**Task prompt**
Find the line that contains "Transcribe this image's". Copy it and every line after it to the end of the material below, exactly, with no pictures.
************
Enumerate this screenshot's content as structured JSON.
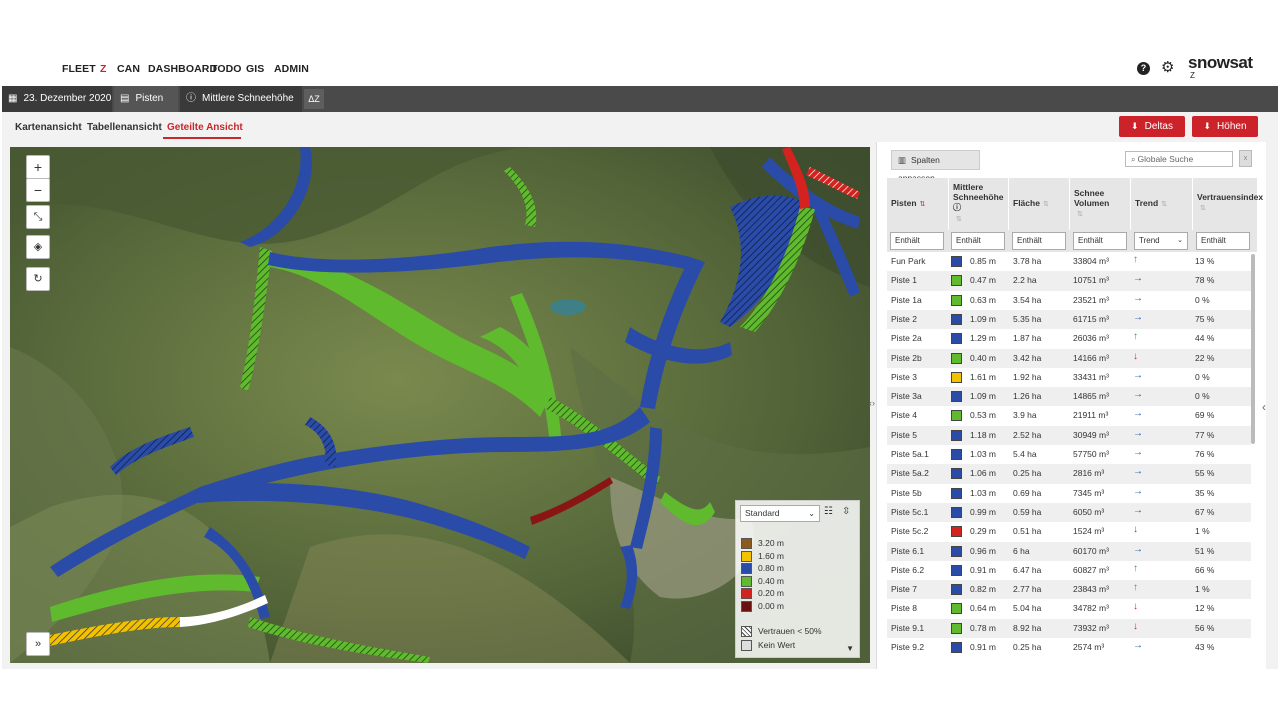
{
  "nav": {
    "items": [
      "FLEET",
      "Z",
      "CAN",
      "DASHBOARD",
      "TODO",
      "GIS",
      "ADMIN"
    ],
    "active": "Z",
    "logo": "snowsat",
    "logo_sub": "Z"
  },
  "toolbar": {
    "date": "23. Dezember 2020",
    "pisten": "Pisten",
    "metric": "Mittlere Schneehöhe",
    "delta": "ΔZ"
  },
  "view_tabs": [
    "Kartenansicht",
    "Tabellenansicht",
    "Geteilte Ansicht"
  ],
  "view_tab_active": "Geteilte Ansicht",
  "buttons": {
    "deltas": "Deltas",
    "hoehen": "Höhen"
  },
  "map": {
    "zoom_in": "+",
    "zoom_out": "−",
    "expand_toggle": "»",
    "legend": {
      "select_value": "Standard",
      "items": [
        {
          "label": "3.20 m",
          "color": "#8b5a1e"
        },
        {
          "label": "1.60 m",
          "color": "#f2c200"
        },
        {
          "label": "0.80 m",
          "color": "#2a4ca8"
        },
        {
          "label": "0.40 m",
          "color": "#5fba2e"
        },
        {
          "label": "0.20 m",
          "color": "#d4231f"
        },
        {
          "label": "0.00 m",
          "color": "#6a1010"
        }
      ],
      "vertrauen": "Vertrauen < 50%",
      "kein_wert": "Kein Wert"
    }
  },
  "table": {
    "spalten_label": "Spalten anpassen",
    "search_placeholder": "Globale Suche",
    "headers": [
      "Pisten",
      "Mittlere Schneehöhe",
      "Fläche",
      "Schnee Volumen",
      "Trend",
      "Vertrauensindex"
    ],
    "filters": [
      "Enthält",
      "Enthält",
      "Enthält",
      "Enthält",
      "Trend",
      "Enthält"
    ],
    "rows": [
      {
        "name": "Fun Park",
        "color": "#2a4ca8",
        "height": "0.85 m",
        "area": "3.78 ha",
        "volume": "33804 m³",
        "trend": "up",
        "conf": "13 %"
      },
      {
        "name": "Piste 1",
        "color": "#5fba2e",
        "height": "0.47 m",
        "area": "2.2 ha",
        "volume": "10751 m³",
        "trend": "right",
        "conf": "78 %"
      },
      {
        "name": "Piste 1a",
        "color": "#5fba2e",
        "height": "0.63 m",
        "area": "3.54 ha",
        "volume": "23521 m³",
        "trend": "right",
        "conf": "0 %"
      },
      {
        "name": "Piste 2",
        "color": "#2a4ca8",
        "height": "1.09 m",
        "area": "5.35 ha",
        "volume": "61715 m³",
        "trend": "right",
        "conf": "75 %"
      },
      {
        "name": "Piste 2a",
        "color": "#2a4ca8",
        "height": "1.29 m",
        "area": "1.87 ha",
        "volume": "26036 m³",
        "trend": "up",
        "conf": "44 %"
      },
      {
        "name": "Piste 2b",
        "color": "#5fba2e",
        "height": "0.40 m",
        "area": "3.42 ha",
        "volume": "14166 m³",
        "trend": "down",
        "conf": "22 %"
      },
      {
        "name": "Piste 3",
        "color": "#f2c200",
        "height": "1.61 m",
        "area": "1.92 ha",
        "volume": "33431 m³",
        "trend": "right",
        "conf": "0 %"
      },
      {
        "name": "Piste 3a",
        "color": "#2a4ca8",
        "height": "1.09 m",
        "area": "1.26 ha",
        "volume": "14865 m³",
        "trend": "right",
        "conf": "0 %"
      },
      {
        "name": "Piste 4",
        "color": "#5fba2e",
        "height": "0.53 m",
        "area": "3.9 ha",
        "volume": "21911 m³",
        "trend": "right",
        "conf": "69 %"
      },
      {
        "name": "Piste 5",
        "color": "#2a4ca8",
        "height": "1.18 m",
        "area": "2.52 ha",
        "volume": "30949 m³",
        "trend": "right",
        "conf": "77 %"
      },
      {
        "name": "Piste 5a.1",
        "color": "#2a4ca8",
        "height": "1.03 m",
        "area": "5.4 ha",
        "volume": "57750 m³",
        "trend": "right",
        "conf": "76 %"
      },
      {
        "name": "Piste 5a.2",
        "color": "#2a4ca8",
        "height": "1.06 m",
        "area": "0.25 ha",
        "volume": "2816 m³",
        "trend": "right",
        "conf": "55 %"
      },
      {
        "name": "Piste 5b",
        "color": "#2a4ca8",
        "height": "1.03 m",
        "area": "0.69 ha",
        "volume": "7345 m³",
        "trend": "right",
        "conf": "35 %"
      },
      {
        "name": "Piste 5c.1",
        "color": "#2a4ca8",
        "height": "0.99 m",
        "area": "0.59 ha",
        "volume": "6050 m³",
        "trend": "right",
        "conf": "67 %"
      },
      {
        "name": "Piste 5c.2",
        "color": "#d4231f",
        "height": "0.29 m",
        "area": "0.51 ha",
        "volume": "1524 m³",
        "trend": "down",
        "conf": "1 %"
      },
      {
        "name": "Piste 6.1",
        "color": "#2a4ca8",
        "height": "0.96 m",
        "area": "6 ha",
        "volume": "60170 m³",
        "trend": "right",
        "conf": "51 %"
      },
      {
        "name": "Piste 6.2",
        "color": "#2a4ca8",
        "height": "0.91 m",
        "area": "6.47 ha",
        "volume": "60827 m³",
        "trend": "up",
        "conf": "66 %"
      },
      {
        "name": "Piste 7",
        "color": "#2a4ca8",
        "height": "0.82 m",
        "area": "2.77 ha",
        "volume": "23843 m³",
        "trend": "up",
        "conf": "1 %"
      },
      {
        "name": "Piste 8",
        "color": "#5fba2e",
        "height": "0.64 m",
        "area": "5.04 ha",
        "volume": "34782 m³",
        "trend": "down",
        "conf": "12 %"
      },
      {
        "name": "Piste 9.1",
        "color": "#5fba2e",
        "height": "0.78 m",
        "area": "8.92 ha",
        "volume": "73932 m³",
        "trend": "down",
        "conf": "56 %"
      },
      {
        "name": "Piste 9.2",
        "color": "#2a4ca8",
        "height": "0.91 m",
        "area": "0.25 ha",
        "volume": "2574 m³",
        "trend": "right",
        "conf": "43 %"
      }
    ]
  }
}
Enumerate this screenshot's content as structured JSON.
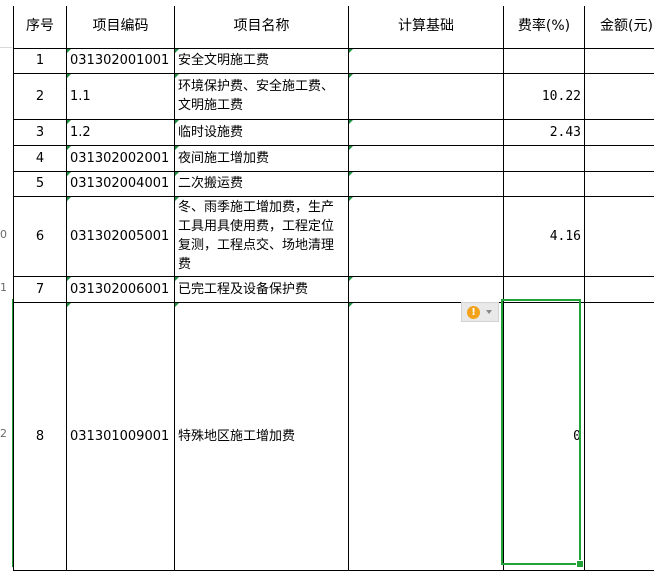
{
  "header": {
    "seq": "序号",
    "code": "项目编码",
    "name": "项目名称",
    "basis": "计算基础",
    "rate": "费率(%)",
    "amount": "金额(元)"
  },
  "row_headers": [
    "0",
    "1",
    "2"
  ],
  "rows": [
    {
      "seq": "1",
      "code": "031302001001",
      "name": "安全文明施工费",
      "basis": "",
      "rate": "",
      "amount": ""
    },
    {
      "seq": "2",
      "code": "1.1",
      "name": "环境保护费、安全施工费、文明施工费",
      "basis": "",
      "rate": "10.22",
      "amount": ""
    },
    {
      "seq": "3",
      "code": "1.2",
      "name": "临时设施费",
      "basis": "",
      "rate": "2.43",
      "amount": ""
    },
    {
      "seq": "4",
      "code": "031302002001",
      "name": "夜间施工增加费",
      "basis": "",
      "rate": "",
      "amount": ""
    },
    {
      "seq": "5",
      "code": "031302004001",
      "name": "二次搬运费",
      "basis": "",
      "rate": "",
      "amount": ""
    },
    {
      "seq": "6",
      "code": "031302005001",
      "name": "冬、雨季施工增加费，生产工具用具使用费，工程定位复测，工程点交、场地清理费",
      "basis": "",
      "rate": "4.16",
      "amount": ""
    },
    {
      "seq": "7",
      "code": "031302006001",
      "name": "已完工程及设备保护费",
      "basis": "",
      "rate": "",
      "amount": ""
    },
    {
      "seq": "8",
      "code": "031301009001",
      "name": "特殊地区施工增加费",
      "basis": "",
      "rate": "0",
      "amount": ""
    }
  ],
  "error_indicator": {
    "icon": "warning-icon",
    "glyph": "!",
    "color": "#f3a21c"
  },
  "colors": {
    "selection": "#21a33a",
    "comment_marker": "#1e8f3c"
  }
}
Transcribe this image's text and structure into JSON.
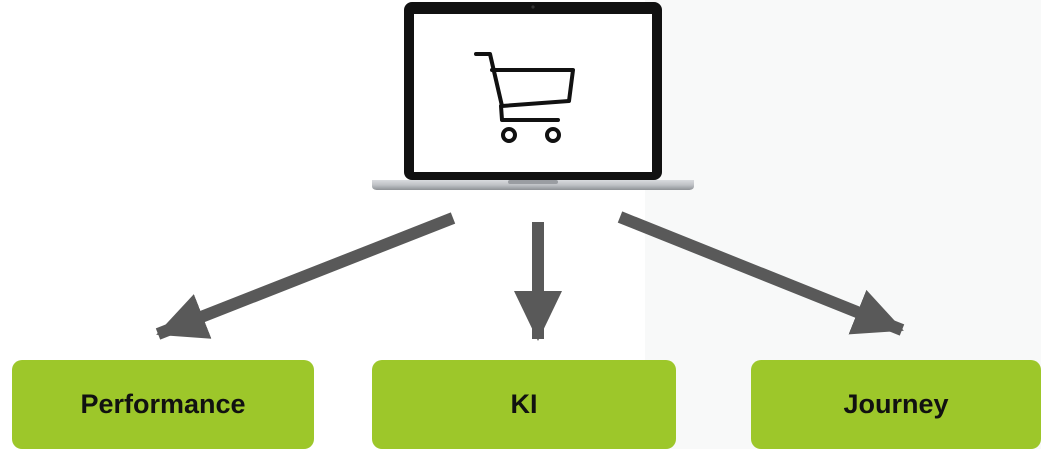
{
  "colors": {
    "node_fill": "#9dc72a",
    "arrow": "#595959",
    "screen_bezel": "#111111",
    "laptop_body": "#bfc2c6"
  },
  "icons": {
    "center": "shopping-cart-icon",
    "device": "laptop-icon"
  },
  "nodes": [
    {
      "label": "Performance"
    },
    {
      "label": "KI"
    },
    {
      "label": "Journey"
    }
  ]
}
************
**Answer to the exercise**
Transcribe this image's text and structure into JSON.
{
  "colors": {
    "node_fill": "#9dc72a",
    "arrow": "#595959",
    "screen_bezel": "#111111",
    "laptop_body": "#bfc2c6"
  },
  "icons": {
    "center": "shopping-cart-icon",
    "device": "laptop-icon"
  },
  "nodes": [
    {
      "label": "Performance"
    },
    {
      "label": "KI"
    },
    {
      "label": "Journey"
    }
  ]
}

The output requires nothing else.